Assembly of pressure relief valves
The assembly of pressure relief valves for the ventilation of car engine crankcases is an intricate process that poses multiple challenges. An annual output of three million units, tolerances in the hundredth of a millimeter range and rigorous quality assurance procedures, call for a superior automation solution.
Working on behalf of global automotive supplier ElringKlinger AG, the Langer Group produces pressure relief valves for the ventilation of vehicle crankcases. The valves consist of two components, an injection-molded plastic part and a membrane made of fluoroelastomer. For the task of combining the two components, a fully automated solution was needed that would guarantee reliable around-the-clock production.
For this assembly plant with its output of three million parts per year, with their rigorous specifications in terms of precision, the highest standards of quality and production are required. The components are small and delicate, the fluoroelastomer membranes have a diameter of just five millimeters and must be inserted in the injection-moulded part within a tolerance of just a few hundredths of a millimeter.
High-volume production inconceivable without robotics

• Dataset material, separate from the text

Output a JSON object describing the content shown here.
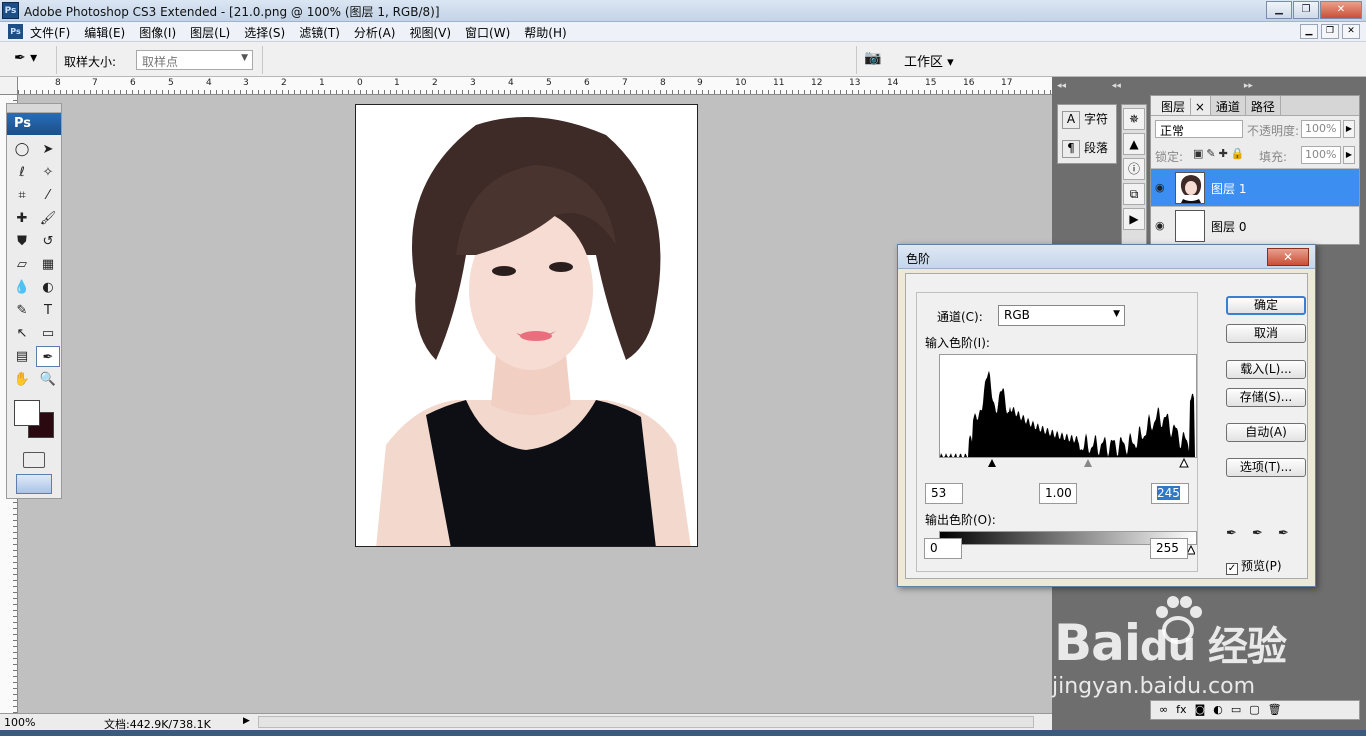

Since May 2018, an innovative assembly line with two Stäubli TS40 SCARAs has been producing the parts. The high-precision four-axis machines manage all handling and assembly steps within the cell which is also equipped with a rotary indexing table. The process begins with the delivery of the two components –; the injection-molded moulded casing and the membrane, – which is delivered via two feeder systems. A stationary image processing system located above the feed tray supplies positional data to the first of the two TS40s, enabling it to pick up an injection-molded molded part and correctly position it in the workpiece holder on the turntable.
The table then rotates to the first of the two integrated QA stations. Here, an image processing system checks that the injection-molded moulded part conforms to size and has been correctly deburred.
The membrane is attached at Station 3, which is quite a difficult process. The second Stäubli SCARA fetches a membrane from the feeder system and inserts it into the injection- moulded part in an extremely intricate assembly process. The TS40 has to operate with unprecedented dynamics and precision while fulfilling rigorous cycle time criteria.
Once these stages have been completed, the valve passes through another QA station, where a vacuum/overpressure test takes place. The rotary table then returns the part to the station where